*** Opening Dataset content ***

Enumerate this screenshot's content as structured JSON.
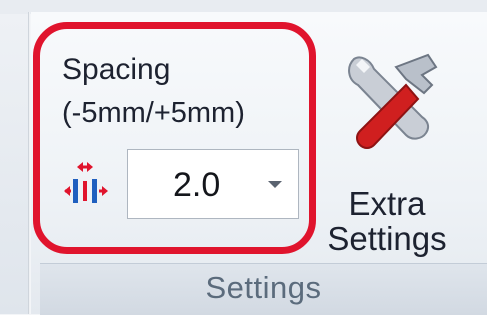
{
  "spacing": {
    "title": "Spacing",
    "range": "(-5mm/+5mm)",
    "value": "2.0",
    "icon": "spacing-arrows-icon"
  },
  "extra_settings": {
    "line1": "Extra",
    "line2": "Settings",
    "icon": "wrench-hammer-icon"
  },
  "group": {
    "label": "Settings"
  },
  "colors": {
    "highlight": "#e0142d",
    "accent_arrow": "#e0142d",
    "accent_bar": "#1f5fbf"
  }
}
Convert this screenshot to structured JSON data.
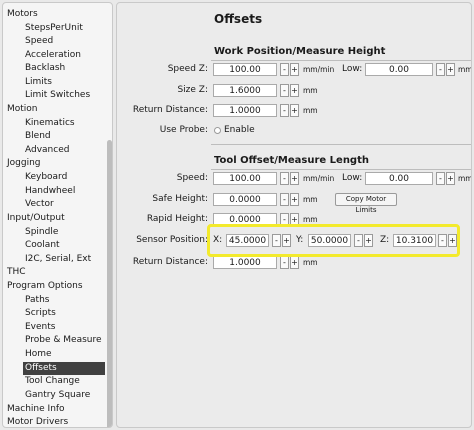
{
  "sidebar": {
    "items": [
      {
        "label": "Motors"
      },
      {
        "label": "StepsPerUnit"
      },
      {
        "label": "Speed"
      },
      {
        "label": "Acceleration"
      },
      {
        "label": "Backlash"
      },
      {
        "label": "Limits"
      },
      {
        "label": "Limit Switches"
      },
      {
        "label": "Motion"
      },
      {
        "label": "Kinematics"
      },
      {
        "label": "Blend"
      },
      {
        "label": "Advanced"
      },
      {
        "label": "Jogging"
      },
      {
        "label": "Keyboard"
      },
      {
        "label": "Handwheel"
      },
      {
        "label": "Vector"
      },
      {
        "label": "Input/Output"
      },
      {
        "label": "Spindle"
      },
      {
        "label": "Coolant"
      },
      {
        "label": "I2C, Serial, Ext"
      },
      {
        "label": "THC"
      },
      {
        "label": "Program Options"
      },
      {
        "label": "Paths"
      },
      {
        "label": "Scripts"
      },
      {
        "label": "Events"
      },
      {
        "label": "Probe & Measure"
      },
      {
        "label": "Home"
      },
      {
        "label": "Offsets"
      },
      {
        "label": "Tool Change"
      },
      {
        "label": "Gantry Square"
      },
      {
        "label": "Machine Info"
      },
      {
        "label": "Motor Drivers"
      }
    ]
  },
  "main": {
    "title": "Offsets",
    "work": {
      "heading": "Work Position/Measure Height",
      "speed_label": "Speed Z:",
      "speed_value": "100.00",
      "speed_unit": "mm/min",
      "low_label": "Low:",
      "low_value": "0.00",
      "low_unit": "mm/min",
      "size_label": "Size Z:",
      "size_value": "1.6000",
      "size_unit": "mm",
      "return_label": "Return Distance:",
      "return_value": "1.0000",
      "return_unit": "mm",
      "use_probe_label": "Use Probe:",
      "enable_label": "Enable"
    },
    "tool": {
      "heading": "Tool Offset/Measure Length",
      "speed_label": "Speed:",
      "speed_value": "100.00",
      "speed_unit": "mm/min",
      "low_label": "Low:",
      "low_value": "0.00",
      "low_unit": "mm/min",
      "safe_label": "Safe Height:",
      "safe_value": "0.0000",
      "safe_unit": "mm",
      "copy_button": "Copy Motor Limits",
      "rapid_label": "Rapid Height:",
      "rapid_value": "0.0000",
      "rapid_unit": "mm",
      "sensor_label": "Sensor Position:",
      "x_label": "X:",
      "x_value": "45.0000",
      "y_label": "Y:",
      "y_value": "50.0000",
      "z_label": "Z:",
      "z_value": "10.3100",
      "return_label": "Return Distance:",
      "return_value": "1.0000",
      "return_unit": "mm"
    },
    "minus": "-",
    "plus": "+"
  },
  "colors": {
    "highlight": "#f3ea2c",
    "selected_bg": "#404040"
  }
}
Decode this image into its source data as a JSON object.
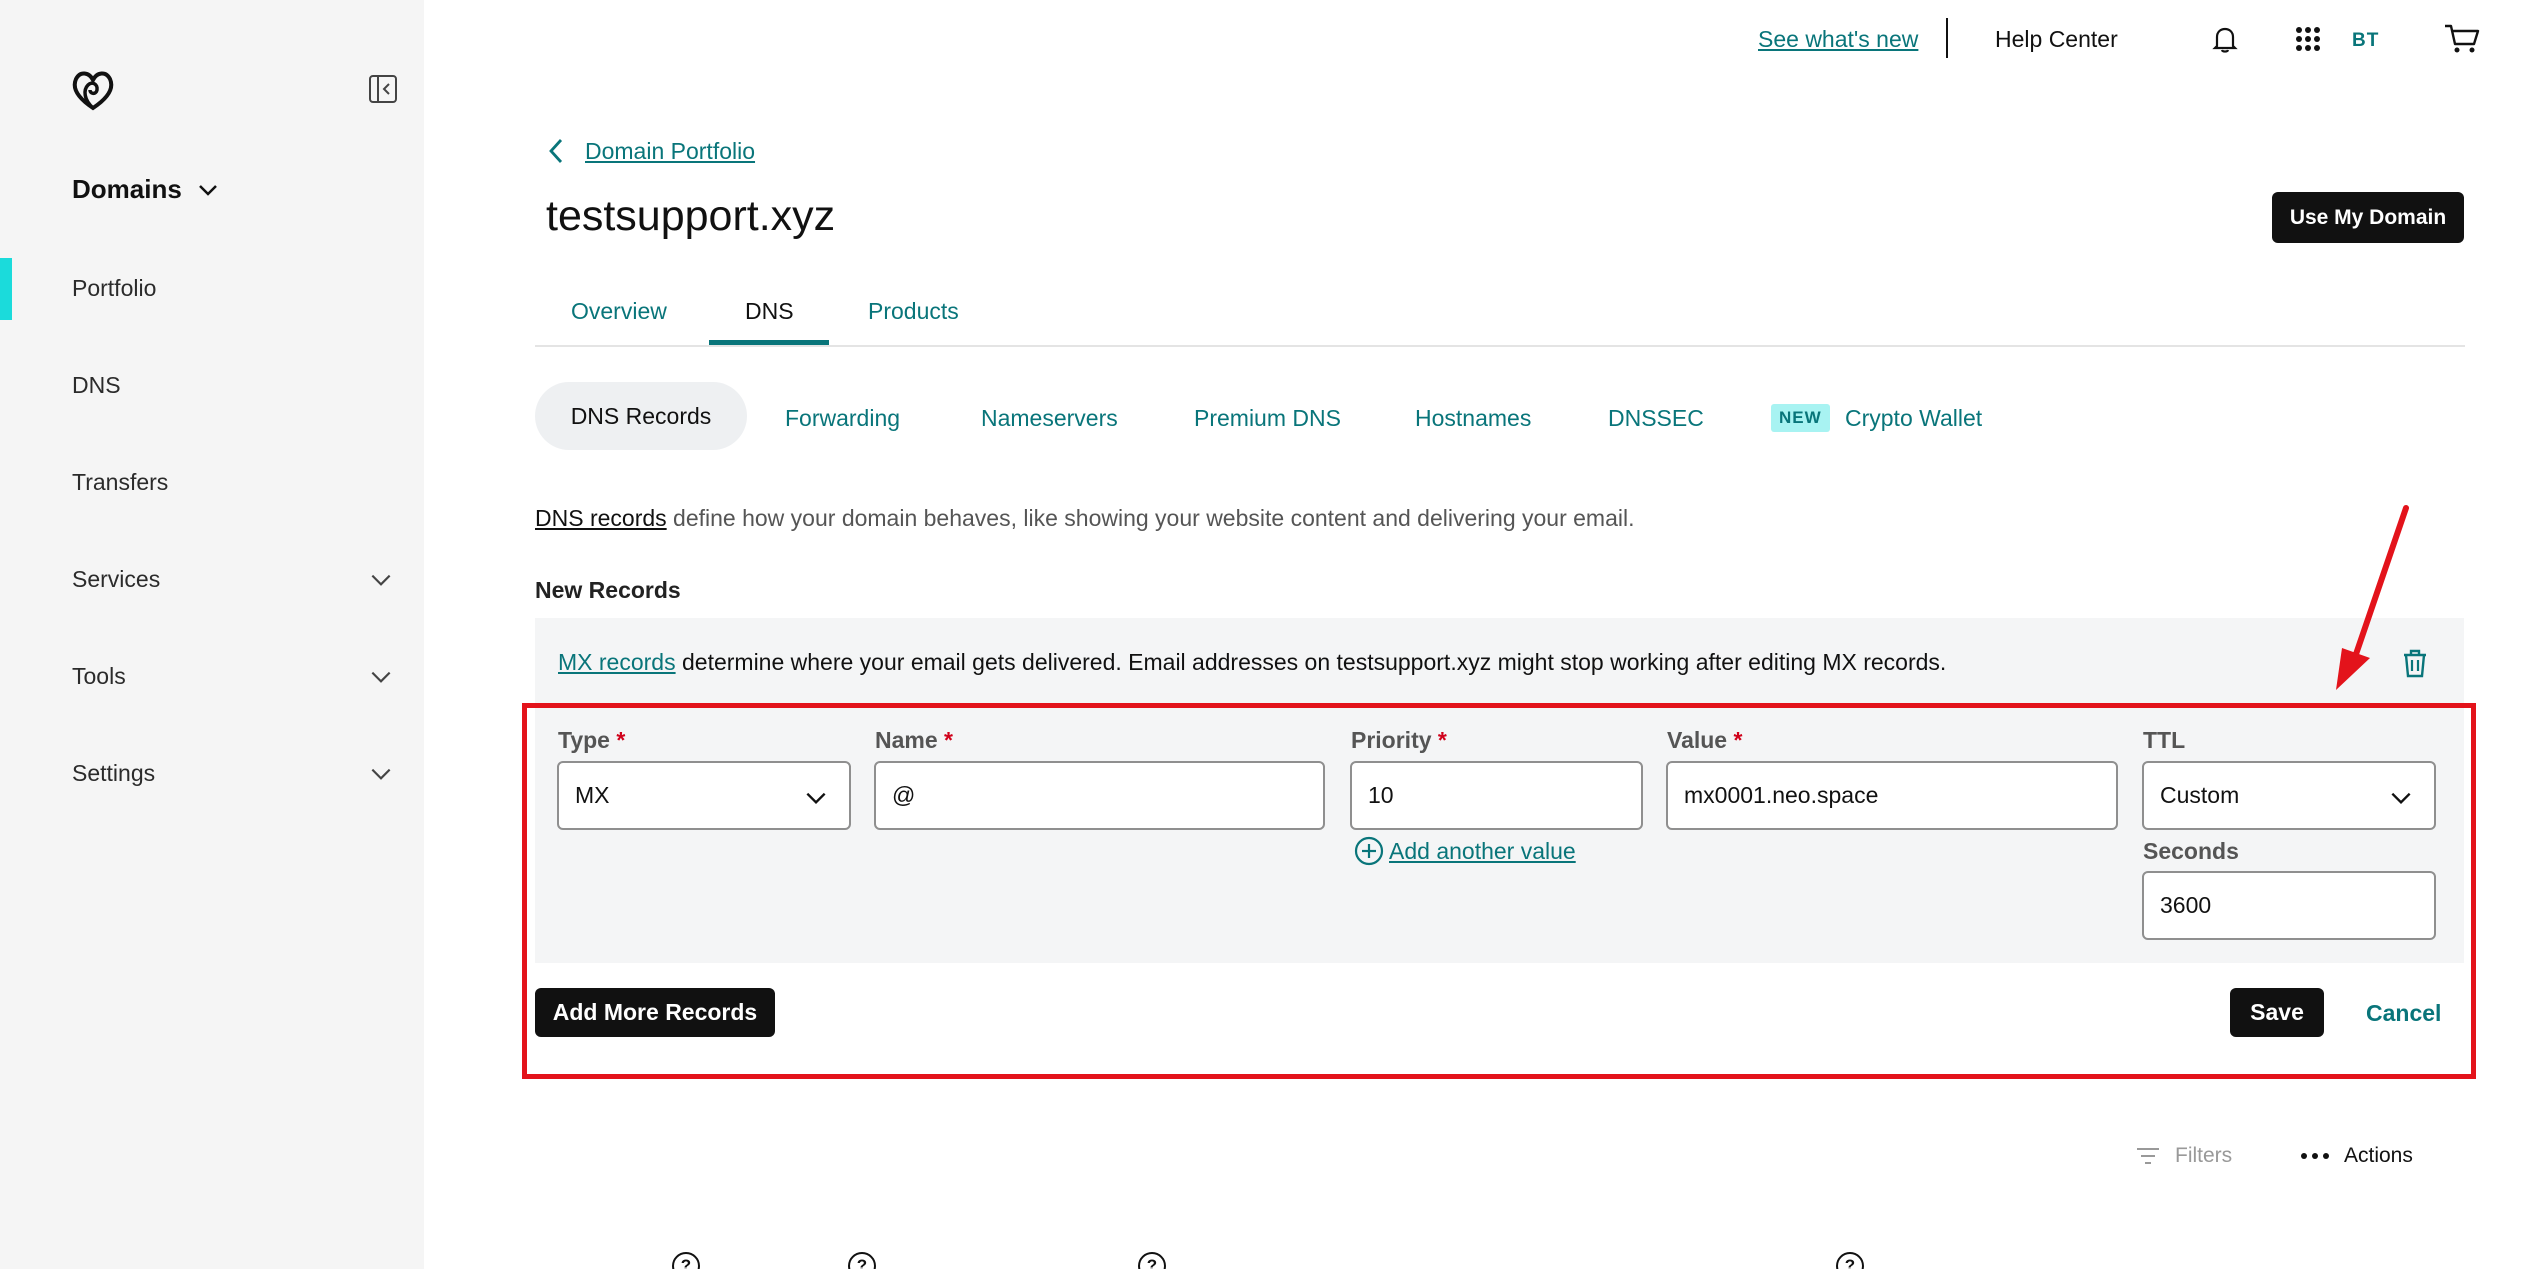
{
  "topbar": {
    "whats_new": "See what's new",
    "help_center": "Help Center",
    "avatar_initials": "BT"
  },
  "sidebar": {
    "title": "Domains",
    "items": [
      {
        "label": "Portfolio",
        "active": true
      },
      {
        "label": "DNS"
      },
      {
        "label": "Transfers"
      },
      {
        "label": "Services",
        "expandable": true
      },
      {
        "label": "Tools",
        "expandable": true
      },
      {
        "label": "Settings",
        "expandable": true
      }
    ]
  },
  "header": {
    "back_label": "Domain Portfolio",
    "domain": "testsupport.xyz",
    "use_domain_button": "Use My Domain"
  },
  "tabs": [
    "Overview",
    "DNS",
    "Products"
  ],
  "active_tab": "DNS",
  "subtabs": {
    "dns_records": "DNS Records",
    "forwarding": "Forwarding",
    "nameservers": "Nameservers",
    "premium_dns": "Premium DNS",
    "hostnames": "Hostnames",
    "dnssec": "DNSSEC",
    "new_badge": "NEW",
    "crypto_wallet": "Crypto Wallet"
  },
  "description": {
    "link": "DNS records",
    "text": " define how your domain behaves, like showing your website content and delivering your email."
  },
  "new_records_label": "New Records",
  "mx_note": {
    "link": "MX records",
    "text": " determine where your email gets delivered. Email addresses on testsupport.xyz might stop working after editing MX records."
  },
  "record_form": {
    "type_label": "Type",
    "type_value": "MX",
    "name_label": "Name",
    "name_value": "@",
    "priority_label": "Priority",
    "priority_value": "10",
    "value_label": "Value",
    "value_value": "mx0001.neo.space",
    "ttl_label": "TTL",
    "ttl_value": "Custom",
    "seconds_label": "Seconds",
    "seconds_value": "3600",
    "required_mark": "*",
    "add_another_value": "Add another value"
  },
  "buttons": {
    "add_more": "Add More Records",
    "save": "Save",
    "cancel": "Cancel"
  },
  "toolbar": {
    "filters": "Filters",
    "actions": "Actions"
  },
  "colors": {
    "accent": "#09757a",
    "highlight": "#e3131b",
    "active_bar": "#1bdbdb"
  }
}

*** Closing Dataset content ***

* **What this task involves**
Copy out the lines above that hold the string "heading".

* **Task solution**
      "heading": "Work Position/Measure Height",
      "heading": "Tool Offset/Measure Length",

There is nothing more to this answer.